◆ Given entries ◆
==*==
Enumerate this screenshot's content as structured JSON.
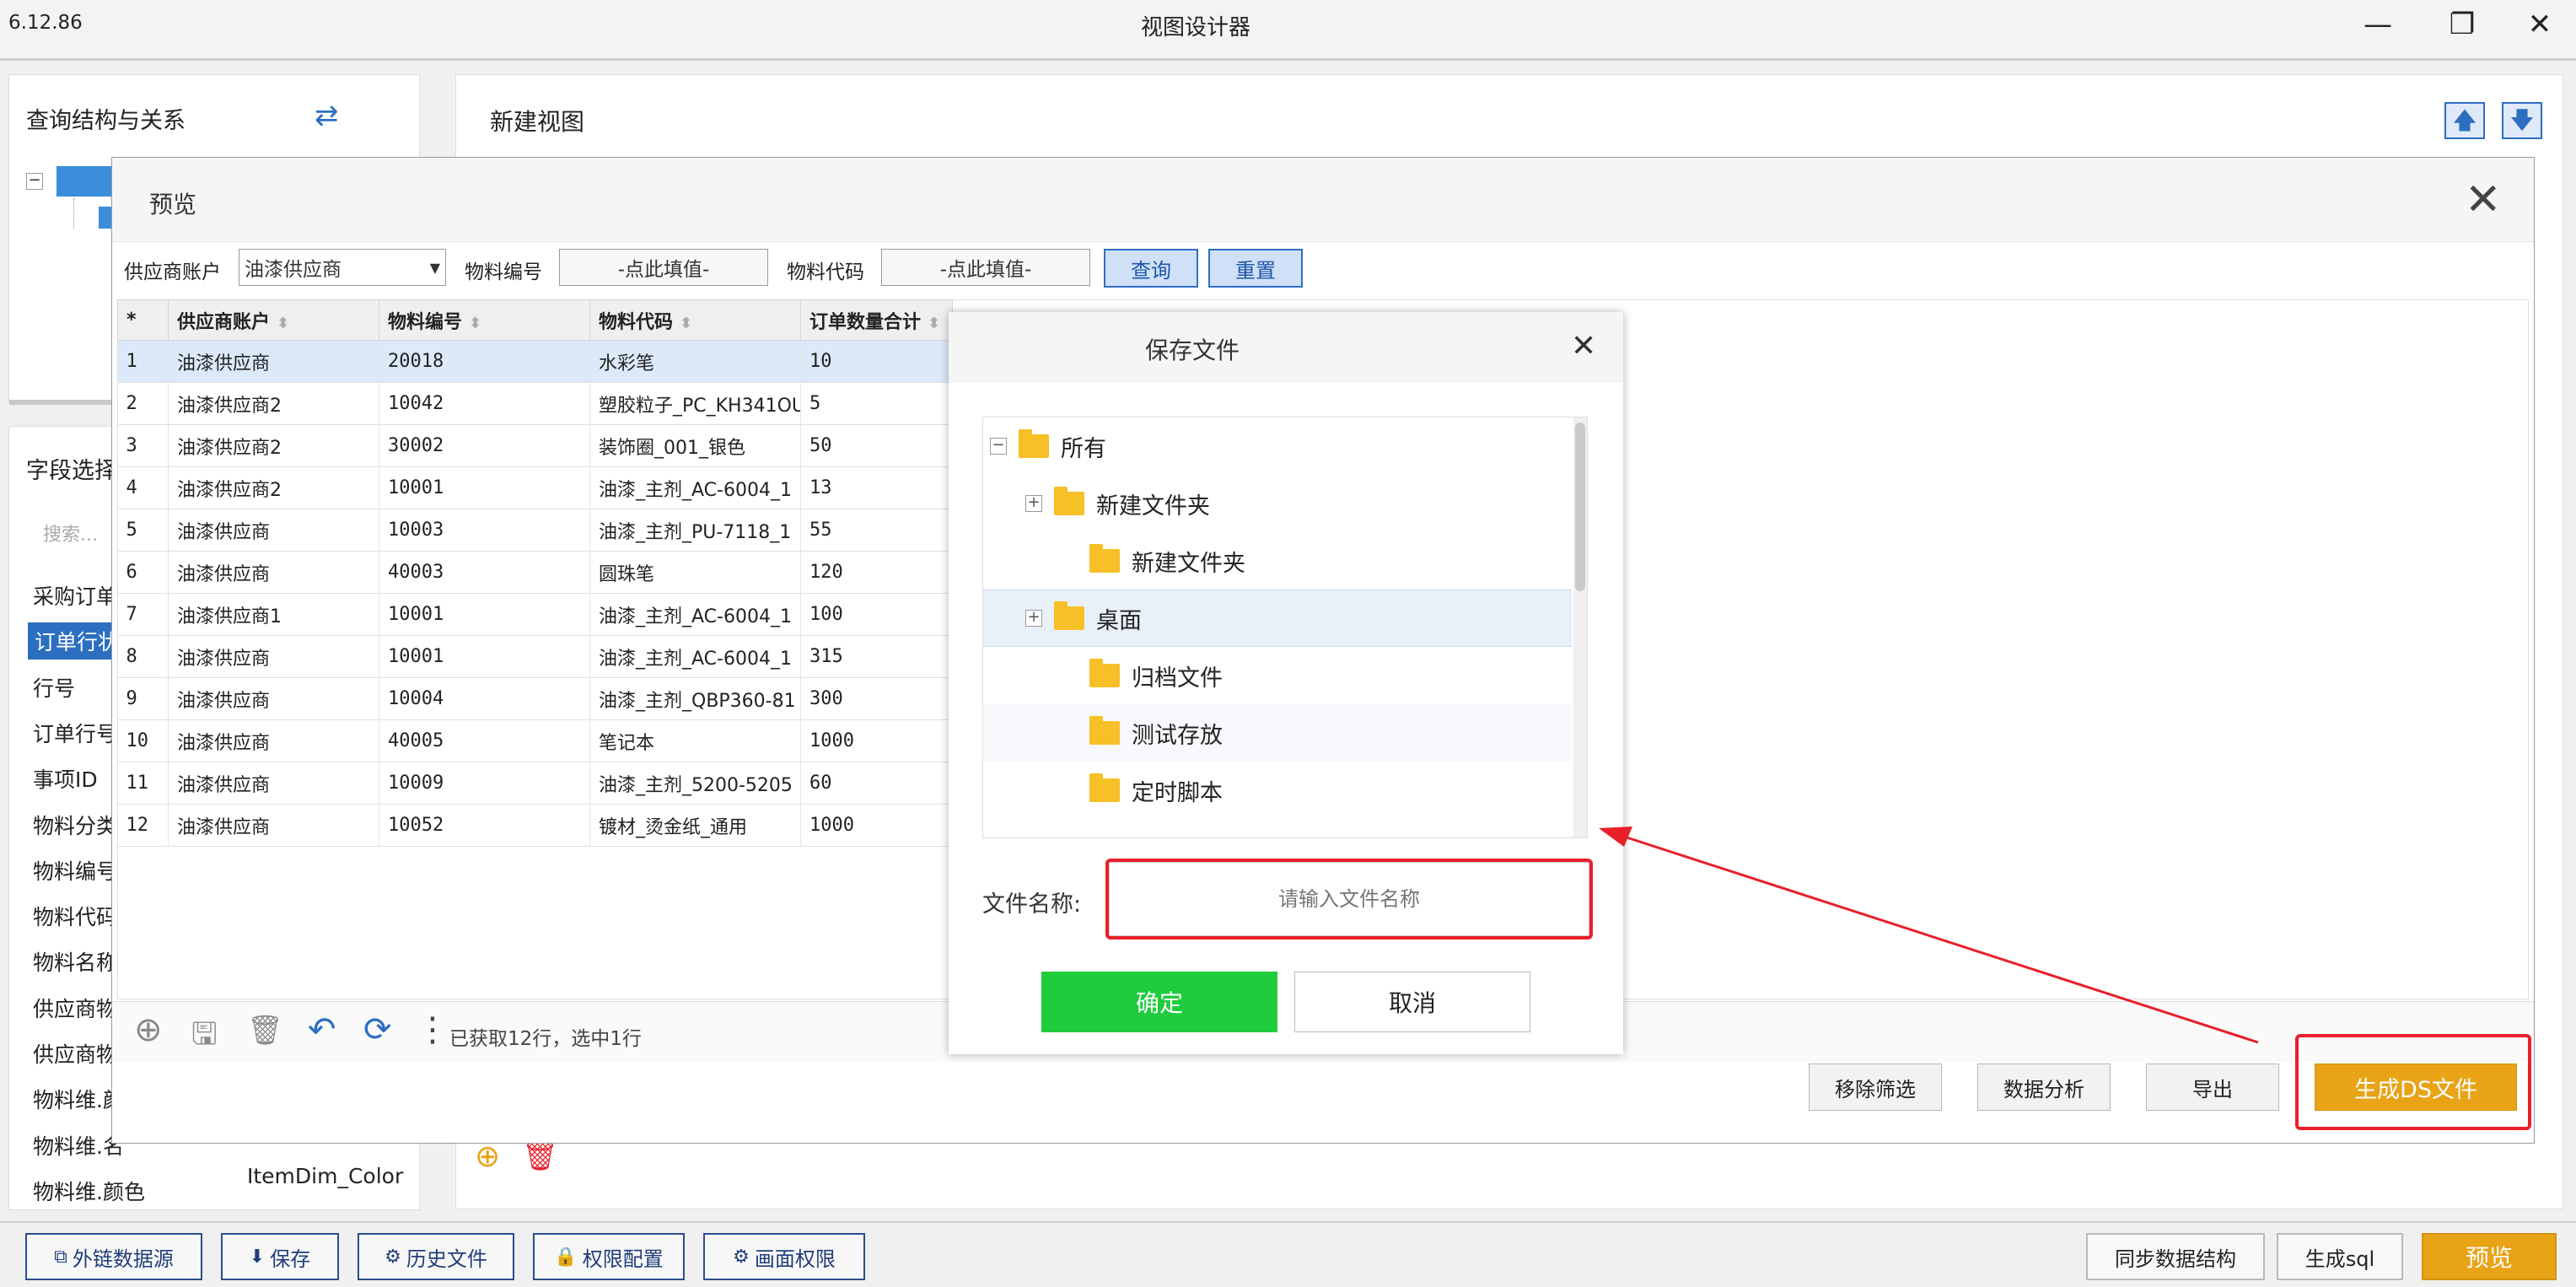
{
  "app": {
    "version": "6.12.86",
    "title": "视图设计器"
  },
  "window_controls": {
    "minimize": "—",
    "restore": "❐",
    "close": "✕"
  },
  "left_panel": {
    "query_title": "查询结构与关系",
    "field_title": "字段选择",
    "search_placeholder": "搜索...",
    "fields": [
      "采购订单",
      "订单行状",
      "行号",
      "订单行号",
      "事项ID",
      "物料分类",
      "物料编号",
      "物料代码",
      "物料名称",
      "供应商物",
      "供应商物",
      "物料维.颜",
      "物料维.名",
      "物料维.颜色"
    ],
    "last_field_value": "ItemDim_Color"
  },
  "main_panel": {
    "title": "新建视图"
  },
  "preview": {
    "title": "预览",
    "filters": {
      "supplier_label": "供应商账户",
      "supplier_value": "油漆供应商",
      "material_no_label": "物料编号",
      "material_no_placeholder": "-点此填值-",
      "material_code_label": "物料代码",
      "material_code_placeholder": "-点此填值-",
      "query_button": "查询",
      "reset_button": "重置"
    },
    "columns": [
      "*",
      "供应商账户",
      "物料编号",
      "物料代码",
      "订单数量合计"
    ],
    "rows": [
      [
        "1",
        "油漆供应商",
        "20018",
        "水彩笔",
        "10"
      ],
      [
        "2",
        "油漆供应商2",
        "10042",
        "塑胶粒子_PC_KH341OU",
        "5"
      ],
      [
        "3",
        "油漆供应商2",
        "30002",
        "装饰圈_001_银色",
        "50"
      ],
      [
        "4",
        "油漆供应商2",
        "10001",
        "油漆_主剂_AC-6004_1",
        "13"
      ],
      [
        "5",
        "油漆供应商",
        "10003",
        "油漆_主剂_PU-7118_1",
        "55"
      ],
      [
        "6",
        "油漆供应商",
        "40003",
        "圆珠笔",
        "120"
      ],
      [
        "7",
        "油漆供应商1",
        "10001",
        "油漆_主剂_AC-6004_1",
        "100"
      ],
      [
        "8",
        "油漆供应商",
        "10001",
        "油漆_主剂_AC-6004_1",
        "315"
      ],
      [
        "9",
        "油漆供应商",
        "10004",
        "油漆_主剂_QBP360-81",
        "300"
      ],
      [
        "10",
        "油漆供应商",
        "40005",
        "笔记本",
        "1000"
      ],
      [
        "11",
        "油漆供应商",
        "10009",
        "油漆_主剂_5200-5205",
        "60"
      ],
      [
        "12",
        "油漆供应商",
        "10052",
        "镀材_烫金纸_通用",
        "1000"
      ]
    ],
    "selected_row": 0,
    "status": "已获取12行，选中1行",
    "actions": {
      "remove_filter": "移除筛选",
      "data_analysis": "数据分析",
      "export": "导出",
      "generate_ds": "生成DS文件"
    }
  },
  "save_dialog": {
    "title": "保存文件",
    "tree": [
      {
        "label": "所有",
        "level": 0,
        "expander": "−"
      },
      {
        "label": "新建文件夹",
        "level": 1,
        "expander": "+"
      },
      {
        "label": "新建文件夹",
        "level": 2,
        "expander": ""
      },
      {
        "label": "桌面",
        "level": 1,
        "expander": "+"
      },
      {
        "label": "归档文件",
        "level": 2,
        "expander": ""
      },
      {
        "label": "测试存放",
        "level": 2,
        "expander": ""
      },
      {
        "label": "定时脚本",
        "level": 2,
        "expander": ""
      }
    ],
    "filename_label": "文件名称:",
    "filename_placeholder": "请输入文件名称",
    "confirm": "确定",
    "cancel": "取消"
  },
  "bottom_bar": {
    "external_source": "外链数据源",
    "save": "保存",
    "history": "历史文件",
    "permission_config": "权限配置",
    "screen_permission": "画面权限",
    "sync_structure": "同步数据结构",
    "generate_sql": "生成sql",
    "preview": "预览"
  },
  "colors": {
    "accent": "#e8a317",
    "confirm_green": "#1fcc3c",
    "highlight_red": "#e8202a",
    "nav_blue": "#2c6fc0"
  }
}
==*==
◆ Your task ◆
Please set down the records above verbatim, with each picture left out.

◆ Solution to this problem ◆
Enumerate this screenshot's content as structured JSON.
{
  "app": {
    "version": "6.12.86",
    "title": "视图设计器"
  },
  "window_controls": {
    "minimize": "—",
    "restore": "❐",
    "close": "✕"
  },
  "left_panel": {
    "query_title": "查询结构与关系",
    "field_title": "字段选择",
    "search_placeholder": "搜索...",
    "fields": [
      "采购订单",
      "订单行状",
      "行号",
      "订单行号",
      "事项ID",
      "物料分类",
      "物料编号",
      "物料代码",
      "物料名称",
      "供应商物",
      "供应商物",
      "物料维.颜",
      "物料维.名",
      "物料维.颜色"
    ],
    "last_field_value": "ItemDim_Color"
  },
  "main_panel": {
    "title": "新建视图"
  },
  "preview": {
    "title": "预览",
    "filters": {
      "supplier_label": "供应商账户",
      "supplier_value": "油漆供应商",
      "material_no_label": "物料编号",
      "material_no_placeholder": "-点此填值-",
      "material_code_label": "物料代码",
      "material_code_placeholder": "-点此填值-",
      "query_button": "查询",
      "reset_button": "重置"
    },
    "columns": [
      "*",
      "供应商账户",
      "物料编号",
      "物料代码",
      "订单数量合计"
    ],
    "rows": [
      [
        "1",
        "油漆供应商",
        "20018",
        "水彩笔",
        "10"
      ],
      [
        "2",
        "油漆供应商2",
        "10042",
        "塑胶粒子_PC_KH341OU",
        "5"
      ],
      [
        "3",
        "油漆供应商2",
        "30002",
        "装饰圈_001_银色",
        "50"
      ],
      [
        "4",
        "油漆供应商2",
        "10001",
        "油漆_主剂_AC-6004_1",
        "13"
      ],
      [
        "5",
        "油漆供应商",
        "10003",
        "油漆_主剂_PU-7118_1",
        "55"
      ],
      [
        "6",
        "油漆供应商",
        "40003",
        "圆珠笔",
        "120"
      ],
      [
        "7",
        "油漆供应商1",
        "10001",
        "油漆_主剂_AC-6004_1",
        "100"
      ],
      [
        "8",
        "油漆供应商",
        "10001",
        "油漆_主剂_AC-6004_1",
        "315"
      ],
      [
        "9",
        "油漆供应商",
        "10004",
        "油漆_主剂_QBP360-81",
        "300"
      ],
      [
        "10",
        "油漆供应商",
        "40005",
        "笔记本",
        "1000"
      ],
      [
        "11",
        "油漆供应商",
        "10009",
        "油漆_主剂_5200-5205",
        "60"
      ],
      [
        "12",
        "油漆供应商",
        "10052",
        "镀材_烫金纸_通用",
        "1000"
      ]
    ],
    "selected_row": 0,
    "status": "已获取12行，选中1行",
    "actions": {
      "remove_filter": "移除筛选",
      "data_analysis": "数据分析",
      "export": "导出",
      "generate_ds": "生成DS文件"
    }
  },
  "save_dialog": {
    "title": "保存文件",
    "tree": [
      {
        "label": "所有",
        "level": 0,
        "expander": "−"
      },
      {
        "label": "新建文件夹",
        "level": 1,
        "expander": "+"
      },
      {
        "label": "新建文件夹",
        "level": 2,
        "expander": ""
      },
      {
        "label": "桌面",
        "level": 1,
        "expander": "+"
      },
      {
        "label": "归档文件",
        "level": 2,
        "expander": ""
      },
      {
        "label": "测试存放",
        "level": 2,
        "expander": ""
      },
      {
        "label": "定时脚本",
        "level": 2,
        "expander": ""
      }
    ],
    "filename_label": "文件名称:",
    "filename_placeholder": "请输入文件名称",
    "confirm": "确定",
    "cancel": "取消"
  },
  "bottom_bar": {
    "external_source": "外链数据源",
    "save": "保存",
    "history": "历史文件",
    "permission_config": "权限配置",
    "screen_permission": "画面权限",
    "sync_structure": "同步数据结构",
    "generate_sql": "生成sql",
    "preview": "预览"
  },
  "colors": {
    "accent": "#e8a317",
    "confirm_green": "#1fcc3c",
    "highlight_red": "#e8202a",
    "nav_blue": "#2c6fc0"
  }
}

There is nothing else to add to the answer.